Famous for his gruff Ronin roles, Mifune’s range was not limited to Samurai—from a painter in Scandal, to a stressed and extorted executive in High and Low, to a WWII Japanese soldier in Hell in the Pacific, or even a two-bit hoodlum dying of tuberculosis in Drunken Angel or a committed surgeon to the poor in Kurosawa’s magnificent Red Beard, Mifune was a gifted and epic performer. Kurosawa said it himself after watching Mifune for the first time auditioning for another director (a role he did not get), “I am a person rarely impressed by actors… But in the case of Mifune I was completely overwhelmed.” He later said Mifune “could convey in only three feet of film an emotion for which the average Japanese actor would require ten feet.”


Drunken Angel (Yoidore tenshi), 1948 (Japan)

Directed by Akira Kurosawa. “Louie, I think this is the beginning of a beautiful friendship…” Mifune is cast by Kurosawa for the first time. Though their collaboration would only last until 1965 (to the detriment of both), the 16 films they would do together are golden.


Scandal (Shubun), 1950 (Japan)

Directed by Akira Kurosawa.



Rashomon, 1950 (Japan)

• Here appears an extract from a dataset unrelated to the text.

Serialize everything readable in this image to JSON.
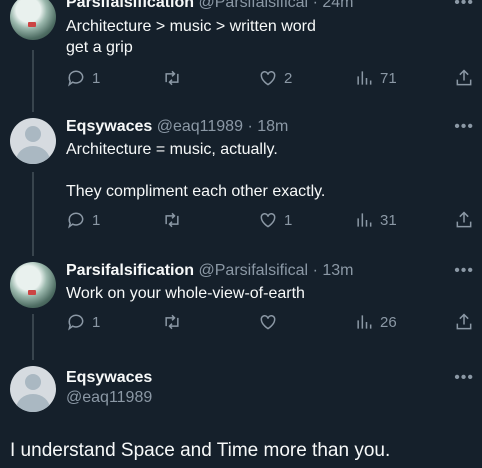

Directed by Akira Kurosawa. Per the director’s oeuvre, one of the masterpieces of international cinema and the first film to give Mifune and director Kurosawa worldwide acclaim, winning the Golden Lion at the Venice Film Festival and an Academy Honorary Award at the 24th Academy Awards of 1952.


The Seven Samurai (Shichinin no samurai), 1954 (Japan)

Directed by Akira Kurosawa. The Seven Samurai has been remade in different guises, most notably as the John Sturges western, The Magnificent Seven (1960). As with a number of director Kurosawa’s films, a masterpiece of cinema—but in this case, arguably, the greatest film of all time (don’t take my word for it—a legion of critics have written reams of material on it since the ’50s).

Related Posts

This entry was posted in Cinema/Visual/Audio, Shake Your Hips and tagged , , , , , , , , , , . Bookmark the permalink.